    Otherwise, I’m trying to stay relaxed and not worry about measuring much else. Being retired is a big help in that regard. And though I cannot measure it, I was thrilled last week to see the azaleas are popping out in the bushes underneath my computer room window. It means spring is on the way and then summer comes!

  2. Try this one: https://youtu.be/0PLNsymQi3Y
    Same song, adjusted to minor key.

    I measure very carefully when cooking, esp. while baking. My mind wanders terribly and is planting flowerbeds or traveling the world from the kitchen. The amount of good food I’ve had to throw out is staggering. (I know people with pigs and goats now)

  3. Grace, you’re a pianist so am sure you can relate–I count the number of times I play something while practicing. I may repeat a phrase a certain number of times or a page or a run through, depending on what it is or when I have to play it in public.

    I learned from my children’s piano teacher (one son has a BM, MM and Performers Certificate in piano so she much have known what she was doing)that it’s not how long you practice but what and how you practice. She would ask the kids to play this exercise or piece a certain number of times each practice session and then they were finished. It makes sense, even for me.

    This idea can be used for any skill that needs to be perfected, even cooking!

  4. I measure a lot of health parameters, trying to optimize my health from many dimensions. Sometimes I feel like I spend way too much time documenting! But it does help me track and tweak, so I guess its worth it?

  5. Well, I measure how long I have to finish chores before I leave to go to work, how long it is until I can leave work and head off to my next set of choses, and how long I get to sleep. In other words, I am older, more tired, and burned out. I know I am ungrateful – it is always better to have a job than to be looking for one.

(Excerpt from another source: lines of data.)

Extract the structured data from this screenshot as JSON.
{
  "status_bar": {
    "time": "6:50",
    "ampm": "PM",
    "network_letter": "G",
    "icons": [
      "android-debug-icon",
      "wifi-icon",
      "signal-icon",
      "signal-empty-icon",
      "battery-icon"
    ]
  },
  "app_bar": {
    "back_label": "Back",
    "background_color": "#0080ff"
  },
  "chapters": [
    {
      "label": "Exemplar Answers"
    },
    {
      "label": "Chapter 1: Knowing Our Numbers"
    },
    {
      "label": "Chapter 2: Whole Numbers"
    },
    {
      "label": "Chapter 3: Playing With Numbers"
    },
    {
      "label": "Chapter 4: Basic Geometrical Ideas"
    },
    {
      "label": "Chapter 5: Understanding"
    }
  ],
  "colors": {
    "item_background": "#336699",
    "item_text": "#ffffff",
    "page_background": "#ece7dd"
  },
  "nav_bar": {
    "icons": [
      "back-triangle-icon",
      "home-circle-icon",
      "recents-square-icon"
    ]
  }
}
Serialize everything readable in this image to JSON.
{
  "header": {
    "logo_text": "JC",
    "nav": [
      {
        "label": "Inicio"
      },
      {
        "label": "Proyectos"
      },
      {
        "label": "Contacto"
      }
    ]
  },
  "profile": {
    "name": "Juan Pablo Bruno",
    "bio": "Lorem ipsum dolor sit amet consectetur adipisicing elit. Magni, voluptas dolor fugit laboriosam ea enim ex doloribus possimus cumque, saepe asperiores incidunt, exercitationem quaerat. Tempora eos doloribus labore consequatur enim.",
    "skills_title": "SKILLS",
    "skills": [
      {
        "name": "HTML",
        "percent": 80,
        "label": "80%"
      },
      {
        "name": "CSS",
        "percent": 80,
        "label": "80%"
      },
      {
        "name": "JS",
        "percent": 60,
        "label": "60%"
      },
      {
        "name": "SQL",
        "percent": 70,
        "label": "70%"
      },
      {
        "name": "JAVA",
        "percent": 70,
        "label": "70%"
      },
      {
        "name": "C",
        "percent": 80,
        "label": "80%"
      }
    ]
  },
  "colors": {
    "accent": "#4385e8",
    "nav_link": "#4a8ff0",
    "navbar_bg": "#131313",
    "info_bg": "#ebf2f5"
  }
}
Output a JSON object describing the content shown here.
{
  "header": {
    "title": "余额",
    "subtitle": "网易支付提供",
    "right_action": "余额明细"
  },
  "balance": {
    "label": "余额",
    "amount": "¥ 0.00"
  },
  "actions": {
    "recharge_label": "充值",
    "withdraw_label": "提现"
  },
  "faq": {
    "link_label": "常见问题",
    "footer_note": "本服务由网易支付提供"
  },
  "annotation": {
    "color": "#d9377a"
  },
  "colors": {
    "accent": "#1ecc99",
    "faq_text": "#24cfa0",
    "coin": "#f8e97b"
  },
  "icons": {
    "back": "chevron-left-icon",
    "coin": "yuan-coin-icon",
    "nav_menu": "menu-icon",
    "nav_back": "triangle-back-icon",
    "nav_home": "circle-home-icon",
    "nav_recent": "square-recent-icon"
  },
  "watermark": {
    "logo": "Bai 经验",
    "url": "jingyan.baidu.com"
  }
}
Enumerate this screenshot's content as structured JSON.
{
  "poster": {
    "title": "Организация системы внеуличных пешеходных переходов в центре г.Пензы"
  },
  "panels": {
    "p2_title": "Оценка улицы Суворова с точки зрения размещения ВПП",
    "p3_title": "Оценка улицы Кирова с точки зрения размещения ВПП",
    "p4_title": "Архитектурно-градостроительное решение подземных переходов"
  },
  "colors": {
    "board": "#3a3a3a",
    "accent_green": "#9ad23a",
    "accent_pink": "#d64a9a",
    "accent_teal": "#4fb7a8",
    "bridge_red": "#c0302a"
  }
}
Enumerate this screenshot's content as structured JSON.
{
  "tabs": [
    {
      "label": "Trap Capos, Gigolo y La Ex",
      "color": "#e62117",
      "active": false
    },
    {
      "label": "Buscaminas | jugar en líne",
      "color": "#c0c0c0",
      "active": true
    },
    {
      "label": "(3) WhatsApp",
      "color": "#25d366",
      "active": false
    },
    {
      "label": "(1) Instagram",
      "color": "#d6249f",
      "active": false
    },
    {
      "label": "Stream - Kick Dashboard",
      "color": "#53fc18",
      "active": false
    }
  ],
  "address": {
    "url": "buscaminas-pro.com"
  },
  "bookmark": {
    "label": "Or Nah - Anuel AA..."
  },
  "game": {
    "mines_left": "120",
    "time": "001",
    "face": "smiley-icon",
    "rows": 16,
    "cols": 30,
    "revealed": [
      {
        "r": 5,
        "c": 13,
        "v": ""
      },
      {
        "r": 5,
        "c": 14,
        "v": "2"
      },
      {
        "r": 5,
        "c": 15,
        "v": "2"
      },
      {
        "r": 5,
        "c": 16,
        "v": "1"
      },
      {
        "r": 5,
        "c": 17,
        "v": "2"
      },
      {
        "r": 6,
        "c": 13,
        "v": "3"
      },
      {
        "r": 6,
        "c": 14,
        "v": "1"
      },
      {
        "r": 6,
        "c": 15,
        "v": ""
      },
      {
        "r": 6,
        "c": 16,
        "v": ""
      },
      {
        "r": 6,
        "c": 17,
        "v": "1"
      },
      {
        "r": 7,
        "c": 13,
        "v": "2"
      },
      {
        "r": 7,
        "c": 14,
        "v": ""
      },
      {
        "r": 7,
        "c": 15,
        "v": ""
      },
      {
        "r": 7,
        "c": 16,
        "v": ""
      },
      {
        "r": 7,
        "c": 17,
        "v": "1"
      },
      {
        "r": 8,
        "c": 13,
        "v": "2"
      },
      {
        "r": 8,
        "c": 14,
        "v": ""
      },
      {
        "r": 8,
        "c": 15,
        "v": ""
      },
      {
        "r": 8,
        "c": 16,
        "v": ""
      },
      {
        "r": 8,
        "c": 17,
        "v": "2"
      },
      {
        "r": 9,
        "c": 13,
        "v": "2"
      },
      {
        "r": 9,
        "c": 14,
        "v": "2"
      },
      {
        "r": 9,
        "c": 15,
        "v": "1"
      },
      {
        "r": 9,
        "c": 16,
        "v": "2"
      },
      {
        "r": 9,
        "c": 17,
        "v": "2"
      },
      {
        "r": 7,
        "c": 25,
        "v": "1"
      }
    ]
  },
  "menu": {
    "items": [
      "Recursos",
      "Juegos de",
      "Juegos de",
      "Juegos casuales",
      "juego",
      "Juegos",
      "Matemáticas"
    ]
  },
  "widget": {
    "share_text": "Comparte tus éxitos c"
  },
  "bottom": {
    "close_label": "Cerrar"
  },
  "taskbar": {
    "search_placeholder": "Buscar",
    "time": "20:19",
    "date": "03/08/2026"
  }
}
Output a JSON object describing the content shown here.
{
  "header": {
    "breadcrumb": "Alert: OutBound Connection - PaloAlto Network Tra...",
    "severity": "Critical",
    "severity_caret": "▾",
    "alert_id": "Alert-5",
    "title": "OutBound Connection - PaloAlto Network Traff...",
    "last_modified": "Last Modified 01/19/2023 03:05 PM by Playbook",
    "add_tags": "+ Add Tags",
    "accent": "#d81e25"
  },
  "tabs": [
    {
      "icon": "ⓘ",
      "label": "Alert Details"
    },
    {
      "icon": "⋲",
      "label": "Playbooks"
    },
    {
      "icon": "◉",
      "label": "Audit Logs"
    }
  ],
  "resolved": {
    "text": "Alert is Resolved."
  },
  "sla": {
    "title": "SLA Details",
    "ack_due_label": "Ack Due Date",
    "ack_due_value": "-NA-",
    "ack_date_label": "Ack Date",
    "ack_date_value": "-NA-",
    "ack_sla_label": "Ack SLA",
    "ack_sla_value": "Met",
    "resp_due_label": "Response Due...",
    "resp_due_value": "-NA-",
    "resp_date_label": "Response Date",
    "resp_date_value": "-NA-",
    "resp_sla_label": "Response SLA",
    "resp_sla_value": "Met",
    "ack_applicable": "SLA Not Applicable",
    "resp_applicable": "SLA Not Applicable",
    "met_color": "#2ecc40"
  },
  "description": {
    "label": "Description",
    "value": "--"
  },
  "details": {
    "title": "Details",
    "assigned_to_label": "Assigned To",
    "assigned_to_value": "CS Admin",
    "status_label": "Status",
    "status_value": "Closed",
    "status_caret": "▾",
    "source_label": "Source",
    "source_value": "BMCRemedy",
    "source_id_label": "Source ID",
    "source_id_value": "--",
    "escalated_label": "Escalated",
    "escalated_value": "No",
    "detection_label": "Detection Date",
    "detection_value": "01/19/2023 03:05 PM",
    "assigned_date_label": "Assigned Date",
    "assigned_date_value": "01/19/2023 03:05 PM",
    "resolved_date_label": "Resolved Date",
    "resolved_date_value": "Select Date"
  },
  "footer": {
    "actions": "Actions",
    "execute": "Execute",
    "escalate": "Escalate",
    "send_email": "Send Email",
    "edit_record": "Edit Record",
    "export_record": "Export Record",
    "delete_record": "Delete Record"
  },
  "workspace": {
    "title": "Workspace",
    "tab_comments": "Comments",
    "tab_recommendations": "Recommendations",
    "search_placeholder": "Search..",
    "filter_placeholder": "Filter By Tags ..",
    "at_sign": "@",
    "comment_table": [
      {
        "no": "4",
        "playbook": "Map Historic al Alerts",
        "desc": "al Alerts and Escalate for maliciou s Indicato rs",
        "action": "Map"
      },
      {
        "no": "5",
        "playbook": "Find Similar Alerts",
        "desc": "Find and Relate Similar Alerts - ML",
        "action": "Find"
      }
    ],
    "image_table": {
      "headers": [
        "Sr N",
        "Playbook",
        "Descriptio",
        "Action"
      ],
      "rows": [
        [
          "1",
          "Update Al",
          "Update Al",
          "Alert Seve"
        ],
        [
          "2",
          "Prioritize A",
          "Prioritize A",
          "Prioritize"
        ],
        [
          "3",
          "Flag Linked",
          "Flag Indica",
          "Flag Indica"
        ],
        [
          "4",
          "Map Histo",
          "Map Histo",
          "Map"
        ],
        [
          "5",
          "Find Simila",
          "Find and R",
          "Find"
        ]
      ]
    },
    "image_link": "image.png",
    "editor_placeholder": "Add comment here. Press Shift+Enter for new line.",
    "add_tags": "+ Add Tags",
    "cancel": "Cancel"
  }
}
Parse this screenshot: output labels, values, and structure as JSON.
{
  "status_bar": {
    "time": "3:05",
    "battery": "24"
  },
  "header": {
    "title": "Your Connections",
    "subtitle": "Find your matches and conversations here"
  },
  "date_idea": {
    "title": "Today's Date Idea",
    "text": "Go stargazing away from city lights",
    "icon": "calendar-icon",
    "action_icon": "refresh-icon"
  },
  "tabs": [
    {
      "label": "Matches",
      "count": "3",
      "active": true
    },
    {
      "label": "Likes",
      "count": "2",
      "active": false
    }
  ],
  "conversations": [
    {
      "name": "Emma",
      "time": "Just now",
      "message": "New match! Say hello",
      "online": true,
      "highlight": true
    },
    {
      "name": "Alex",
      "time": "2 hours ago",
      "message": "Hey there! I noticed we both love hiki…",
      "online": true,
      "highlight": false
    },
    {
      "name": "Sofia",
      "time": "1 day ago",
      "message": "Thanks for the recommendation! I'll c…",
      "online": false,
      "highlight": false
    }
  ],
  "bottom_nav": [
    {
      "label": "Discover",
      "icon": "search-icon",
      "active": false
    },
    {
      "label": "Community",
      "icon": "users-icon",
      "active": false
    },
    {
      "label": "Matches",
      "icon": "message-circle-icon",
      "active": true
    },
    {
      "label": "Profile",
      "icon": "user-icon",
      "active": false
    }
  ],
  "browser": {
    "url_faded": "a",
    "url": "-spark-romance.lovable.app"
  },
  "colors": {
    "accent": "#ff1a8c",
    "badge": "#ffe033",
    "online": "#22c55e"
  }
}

    Thank you for the ARC! I’m looking forward to starting it.

  6. First- a dangerous measure that won’t go away no matter the proof of harm done- children’s IQ and/or performance scores. Humans cannot be quantified.

    OK – now me; my iPhone really does measure & get me to move more. Grace is right, there is no measuring the pain of distance from my daughters and now a small granddaughter.

    Now I am teary and can’t remember exactly what the question was.

    • Sue, I always appreciated the confirmation that my kids were overachieving. Showing up and following directions made more difference than native ability in that arena.

  7. As I’ve aged, I have become more interested in tracking those numerical measures of my health. It’s a sobering thought when, believing you are still “young,” your doctor mentions that some of your health metrics are not where she would prefer they be. Suddenly numbers on a lab report have great and scary meaning. Blood pressure, which a couple of years ago, was “just how your body works,” is suddenly “something we need to address.” I’m not sure why it surprises me. I was intimately involved with my parents aging, bringing them to doctor visits, setting up their meds, monitoring their diet, etc. Barring the unfortunate alternative, I guess I always assumed I would age, just not so soon! Stay safe. Stay well everyone!